Ryan McDougall's picture

I am interested in knowing more on the system you have installed and on the operations and management of it. We have existing the pipe work in our house to place an in floor heating system but we have not installed a system to this point. I am myself an automation expert and have plans for doing the control system on my own. I am however needing some help with the equipment selection, heating is not something I have much experience with and would like to know what you are using for circulation valves and what temperature of water you are circulating. I am assuming that the valve you have does both circulation and when the temperature is low is will dump to tank to pull heated water back from the system. I am also wondering about circulation methods, do you base circulation on you water temperature or room temperature. I have lots of questions so as long as you are willing to answer I would very much enjoy.
Ryan McDougall

multiple temp sensors

Anonymous's picture

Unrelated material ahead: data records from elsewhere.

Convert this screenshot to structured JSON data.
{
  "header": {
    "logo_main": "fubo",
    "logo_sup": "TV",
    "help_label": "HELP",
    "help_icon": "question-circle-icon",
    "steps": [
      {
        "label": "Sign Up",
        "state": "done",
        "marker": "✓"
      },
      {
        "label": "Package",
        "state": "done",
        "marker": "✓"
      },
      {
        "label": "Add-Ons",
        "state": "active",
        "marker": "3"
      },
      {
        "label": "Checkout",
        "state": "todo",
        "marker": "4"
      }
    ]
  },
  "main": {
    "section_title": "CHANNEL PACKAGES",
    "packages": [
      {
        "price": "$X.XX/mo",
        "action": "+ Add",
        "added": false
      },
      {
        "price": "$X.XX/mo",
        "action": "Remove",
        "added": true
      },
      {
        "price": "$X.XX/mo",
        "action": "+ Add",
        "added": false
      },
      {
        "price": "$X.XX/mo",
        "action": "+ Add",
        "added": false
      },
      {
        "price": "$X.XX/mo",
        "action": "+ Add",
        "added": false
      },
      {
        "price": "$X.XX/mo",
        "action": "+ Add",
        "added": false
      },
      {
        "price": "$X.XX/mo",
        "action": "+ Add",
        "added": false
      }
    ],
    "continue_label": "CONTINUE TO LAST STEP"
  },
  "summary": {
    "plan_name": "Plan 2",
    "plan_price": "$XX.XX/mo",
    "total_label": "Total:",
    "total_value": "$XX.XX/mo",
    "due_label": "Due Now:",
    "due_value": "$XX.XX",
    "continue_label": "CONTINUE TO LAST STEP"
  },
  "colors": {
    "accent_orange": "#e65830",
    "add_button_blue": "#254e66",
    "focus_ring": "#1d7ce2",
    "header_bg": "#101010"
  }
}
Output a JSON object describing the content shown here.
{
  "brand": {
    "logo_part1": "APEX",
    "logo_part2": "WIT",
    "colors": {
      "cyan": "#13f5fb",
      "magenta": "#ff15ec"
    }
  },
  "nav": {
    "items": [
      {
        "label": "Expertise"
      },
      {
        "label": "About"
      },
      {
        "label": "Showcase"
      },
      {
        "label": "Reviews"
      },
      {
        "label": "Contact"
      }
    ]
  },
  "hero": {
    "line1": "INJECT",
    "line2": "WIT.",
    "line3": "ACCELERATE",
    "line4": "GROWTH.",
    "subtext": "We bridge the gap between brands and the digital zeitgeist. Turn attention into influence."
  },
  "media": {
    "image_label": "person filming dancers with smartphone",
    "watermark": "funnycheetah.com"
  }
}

did you ever install multiple temperature sensors in a room to understand the difference between perceived temperature and actual room temperature? thanks for the write-up (i'm an aspiring (considering grad school) architect, designing my own house with a bit of programming knowledge as well).

Peerceived temperature

dhlii's picture

In my list of experiments to do related to this are temperature sensors at different locations within the room.
Radiant floors put the heat at your feet. Perceived temperatures are strongly effected by the actual temperature of ones feet. Rooms also have a temperature profile that changes vertically. If we want both thermal comfort and energy efficiency then we need to start designing systems that create the greatest perception of comfort - without taking a blunderbus approach to HVAC.


Guide to Finance's picture

Thanks for sharing

Apt-get couldn't find package misterhouse

Joatmon's picture

I tried to use the apt-get installation indicated in the article, but it returned "E: Couldn't find package misterhouse". Any ideas as to what I am doing incorrectly?

Misterhouse debian package

Probebot's picture

You can download the debian package here...